Goals of Session 7
- Repeat interoceptive exposure
- At this time clients are instructed to apply breathing control at times of anxiety
- Cognitive restructuring continues with “hypothesis testing,” which is experimental design to disconfirm catastrophic hypotheses.
- Test: will one fall if he/she does not lean on a wall while feeling dizzy? Will someone comment on how weird a client is, in public?
- More induction and coping in this session.
Goals of Session 8
- Continue interoceptive exposure and hypothesis testing.
- Review daily, in vivo, practice of IE
Goals of Session 9
- Extend interoceptive exposure to natural activities (i.e. exposure to daily tasks that have been dreaded or avoided outright).
- Eating avoided foods (spicy, filling)
- Saunas and steamy showers
- Suspenseful movies
- Disneyland rides
- Clients are requested to ID maladaptive cognitions and restructure prior to each activity. Remove safety signals (i.e. lucky charms, rituals, cell phones) if appropriate
Goals of Session 10
- Begin exposure to feared/avoided agoraphobic situations (in vivo)
- Be careful to remove safety behaviors/objects.
- An emphasis on pre-event cognitive restructuring
- In Vivo exposure: targets situations in which anxiety and panic are expected to occur, and from which escape is difficult (as opposed to IE in the therapy office).
- Rationale for In Vivo: Much like IE, prolonged exposure will lower the power of the feared situation. Amount of time devoted to In Vivo will be directly related to client’s agoraphobia
In Vivo Exposure WILL FAIL if:
- Haphazard designs/attempts
- Exposure too brief
- Exposures spaced too far apart
- Conducted without confidence/sense of mastery
- Conducted while maintaining catastrophising ideations
Goals of Session 11
- If possible, a spouse is introduced into counseling and coached on how to support the PDA partner with daily In Vivo exposures
- In Vivo exposures completed independently, or with a partner, over the last week are reviewed, and general principles are reinforced.

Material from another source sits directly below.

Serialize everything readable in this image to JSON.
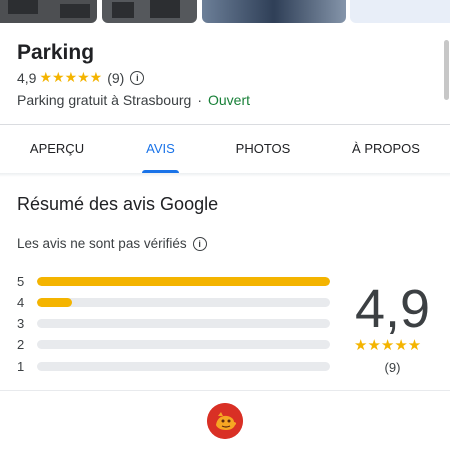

Therapist feedback on cognitive restructuring and partner’s coaching techniques are provided, if necessary.